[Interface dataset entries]

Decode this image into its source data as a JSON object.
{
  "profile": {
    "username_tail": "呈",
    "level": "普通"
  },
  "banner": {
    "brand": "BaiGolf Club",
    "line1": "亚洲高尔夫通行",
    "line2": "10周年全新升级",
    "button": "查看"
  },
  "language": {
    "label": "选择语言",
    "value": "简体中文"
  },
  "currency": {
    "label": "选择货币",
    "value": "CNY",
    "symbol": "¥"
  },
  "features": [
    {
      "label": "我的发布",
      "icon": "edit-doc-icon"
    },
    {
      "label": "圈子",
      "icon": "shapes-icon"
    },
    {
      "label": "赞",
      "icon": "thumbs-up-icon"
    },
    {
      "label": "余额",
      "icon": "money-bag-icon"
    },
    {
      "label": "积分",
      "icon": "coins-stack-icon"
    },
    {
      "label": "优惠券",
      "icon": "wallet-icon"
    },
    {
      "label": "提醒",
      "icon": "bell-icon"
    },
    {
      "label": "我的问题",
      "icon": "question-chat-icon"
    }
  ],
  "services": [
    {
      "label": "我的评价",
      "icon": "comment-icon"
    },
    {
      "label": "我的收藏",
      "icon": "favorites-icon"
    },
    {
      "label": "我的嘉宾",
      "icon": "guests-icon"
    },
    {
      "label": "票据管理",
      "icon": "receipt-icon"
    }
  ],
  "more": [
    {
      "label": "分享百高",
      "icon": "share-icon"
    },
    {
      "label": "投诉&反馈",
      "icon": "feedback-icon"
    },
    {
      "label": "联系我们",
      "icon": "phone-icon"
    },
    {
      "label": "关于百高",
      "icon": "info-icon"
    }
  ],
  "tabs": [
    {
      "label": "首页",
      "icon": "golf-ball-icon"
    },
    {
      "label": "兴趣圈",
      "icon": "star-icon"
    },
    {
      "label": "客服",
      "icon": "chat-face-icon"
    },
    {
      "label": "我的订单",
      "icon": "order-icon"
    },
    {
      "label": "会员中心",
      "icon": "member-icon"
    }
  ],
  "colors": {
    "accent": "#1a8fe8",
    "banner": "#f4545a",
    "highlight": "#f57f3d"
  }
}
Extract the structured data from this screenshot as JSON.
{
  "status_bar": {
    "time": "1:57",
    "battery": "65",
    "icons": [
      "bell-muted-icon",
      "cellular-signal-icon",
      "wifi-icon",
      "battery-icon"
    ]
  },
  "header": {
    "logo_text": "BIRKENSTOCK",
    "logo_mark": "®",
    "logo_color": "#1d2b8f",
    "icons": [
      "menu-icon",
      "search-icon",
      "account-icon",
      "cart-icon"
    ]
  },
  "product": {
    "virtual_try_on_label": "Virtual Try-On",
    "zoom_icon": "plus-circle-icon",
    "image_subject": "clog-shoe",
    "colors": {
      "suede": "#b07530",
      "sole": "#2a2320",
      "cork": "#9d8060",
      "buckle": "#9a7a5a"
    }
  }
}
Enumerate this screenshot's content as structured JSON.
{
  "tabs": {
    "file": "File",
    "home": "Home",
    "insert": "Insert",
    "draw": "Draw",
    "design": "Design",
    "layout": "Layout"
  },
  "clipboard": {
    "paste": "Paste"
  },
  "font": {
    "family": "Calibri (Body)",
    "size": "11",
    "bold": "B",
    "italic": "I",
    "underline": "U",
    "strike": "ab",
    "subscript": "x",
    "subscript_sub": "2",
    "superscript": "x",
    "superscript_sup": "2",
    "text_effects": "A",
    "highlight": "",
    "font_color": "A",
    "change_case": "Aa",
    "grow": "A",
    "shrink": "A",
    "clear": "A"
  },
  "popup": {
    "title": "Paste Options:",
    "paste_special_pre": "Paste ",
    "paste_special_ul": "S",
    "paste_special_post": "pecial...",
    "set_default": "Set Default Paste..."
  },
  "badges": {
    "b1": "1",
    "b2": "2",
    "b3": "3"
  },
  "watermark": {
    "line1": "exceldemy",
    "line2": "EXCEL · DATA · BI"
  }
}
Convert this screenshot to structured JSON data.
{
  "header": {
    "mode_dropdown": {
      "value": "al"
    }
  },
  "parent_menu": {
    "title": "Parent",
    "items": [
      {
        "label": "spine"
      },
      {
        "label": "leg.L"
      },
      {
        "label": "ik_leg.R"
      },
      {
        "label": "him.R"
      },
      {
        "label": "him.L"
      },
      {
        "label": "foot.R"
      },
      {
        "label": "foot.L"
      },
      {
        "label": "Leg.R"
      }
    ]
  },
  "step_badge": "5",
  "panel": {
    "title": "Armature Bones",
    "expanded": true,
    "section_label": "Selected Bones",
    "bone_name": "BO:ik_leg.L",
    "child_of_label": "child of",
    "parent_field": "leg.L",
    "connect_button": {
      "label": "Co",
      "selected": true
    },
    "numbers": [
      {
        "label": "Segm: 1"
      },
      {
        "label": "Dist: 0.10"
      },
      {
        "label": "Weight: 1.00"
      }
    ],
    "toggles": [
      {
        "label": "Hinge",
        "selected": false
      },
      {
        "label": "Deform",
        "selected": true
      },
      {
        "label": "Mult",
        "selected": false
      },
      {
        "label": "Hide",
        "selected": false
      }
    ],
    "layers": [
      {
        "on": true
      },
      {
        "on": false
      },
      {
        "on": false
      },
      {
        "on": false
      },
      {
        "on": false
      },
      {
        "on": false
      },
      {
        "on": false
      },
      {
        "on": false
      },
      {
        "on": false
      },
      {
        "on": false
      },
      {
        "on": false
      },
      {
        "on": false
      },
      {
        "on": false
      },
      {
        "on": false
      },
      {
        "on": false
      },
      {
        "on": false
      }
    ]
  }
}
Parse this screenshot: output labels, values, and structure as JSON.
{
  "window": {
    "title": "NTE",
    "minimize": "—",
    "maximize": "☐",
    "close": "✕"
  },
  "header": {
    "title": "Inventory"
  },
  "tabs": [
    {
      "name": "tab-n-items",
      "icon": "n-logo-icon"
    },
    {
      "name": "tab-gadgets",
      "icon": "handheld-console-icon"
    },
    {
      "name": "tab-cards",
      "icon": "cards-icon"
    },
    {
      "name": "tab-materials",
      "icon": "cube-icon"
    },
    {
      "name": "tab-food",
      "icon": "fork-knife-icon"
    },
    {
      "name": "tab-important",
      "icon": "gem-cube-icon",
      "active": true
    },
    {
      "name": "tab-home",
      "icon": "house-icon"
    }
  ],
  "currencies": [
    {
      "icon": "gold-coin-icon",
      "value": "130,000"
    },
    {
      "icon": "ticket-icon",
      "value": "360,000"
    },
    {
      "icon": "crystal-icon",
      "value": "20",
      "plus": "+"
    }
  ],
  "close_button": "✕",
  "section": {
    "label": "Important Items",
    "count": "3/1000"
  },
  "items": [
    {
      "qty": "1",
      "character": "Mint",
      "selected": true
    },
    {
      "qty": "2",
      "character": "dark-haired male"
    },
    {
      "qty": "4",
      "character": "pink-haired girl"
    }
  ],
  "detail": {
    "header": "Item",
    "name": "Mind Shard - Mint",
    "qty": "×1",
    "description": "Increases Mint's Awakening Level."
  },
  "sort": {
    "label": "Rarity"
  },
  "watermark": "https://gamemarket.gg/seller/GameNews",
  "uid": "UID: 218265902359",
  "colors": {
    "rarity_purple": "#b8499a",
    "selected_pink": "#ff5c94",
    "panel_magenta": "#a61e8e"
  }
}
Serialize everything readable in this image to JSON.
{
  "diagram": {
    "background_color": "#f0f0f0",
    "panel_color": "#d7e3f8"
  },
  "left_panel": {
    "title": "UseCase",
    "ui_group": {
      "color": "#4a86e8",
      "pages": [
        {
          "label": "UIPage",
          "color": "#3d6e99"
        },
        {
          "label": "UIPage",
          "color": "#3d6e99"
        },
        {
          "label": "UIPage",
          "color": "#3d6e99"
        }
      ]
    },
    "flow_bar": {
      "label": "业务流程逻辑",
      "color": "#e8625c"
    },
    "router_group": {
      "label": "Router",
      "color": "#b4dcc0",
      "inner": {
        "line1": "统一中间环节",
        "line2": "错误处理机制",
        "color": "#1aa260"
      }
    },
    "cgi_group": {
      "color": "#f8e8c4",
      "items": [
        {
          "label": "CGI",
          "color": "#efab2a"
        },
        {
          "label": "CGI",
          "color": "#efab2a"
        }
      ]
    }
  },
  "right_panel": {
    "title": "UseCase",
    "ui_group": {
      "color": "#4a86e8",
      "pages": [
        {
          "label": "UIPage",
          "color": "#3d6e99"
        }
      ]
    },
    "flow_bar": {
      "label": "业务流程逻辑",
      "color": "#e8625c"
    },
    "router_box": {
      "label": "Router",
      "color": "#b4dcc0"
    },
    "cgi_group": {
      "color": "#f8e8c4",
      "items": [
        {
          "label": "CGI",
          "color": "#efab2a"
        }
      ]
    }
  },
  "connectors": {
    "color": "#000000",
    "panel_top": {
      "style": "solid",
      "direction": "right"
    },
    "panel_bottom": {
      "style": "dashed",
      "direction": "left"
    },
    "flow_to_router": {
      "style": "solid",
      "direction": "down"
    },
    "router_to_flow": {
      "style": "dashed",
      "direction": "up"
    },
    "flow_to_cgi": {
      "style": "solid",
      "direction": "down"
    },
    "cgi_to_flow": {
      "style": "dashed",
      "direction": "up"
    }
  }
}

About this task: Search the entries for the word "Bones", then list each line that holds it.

Exercise result:
    "title": "Armature Bones",
    "section_label": "Selected Bones",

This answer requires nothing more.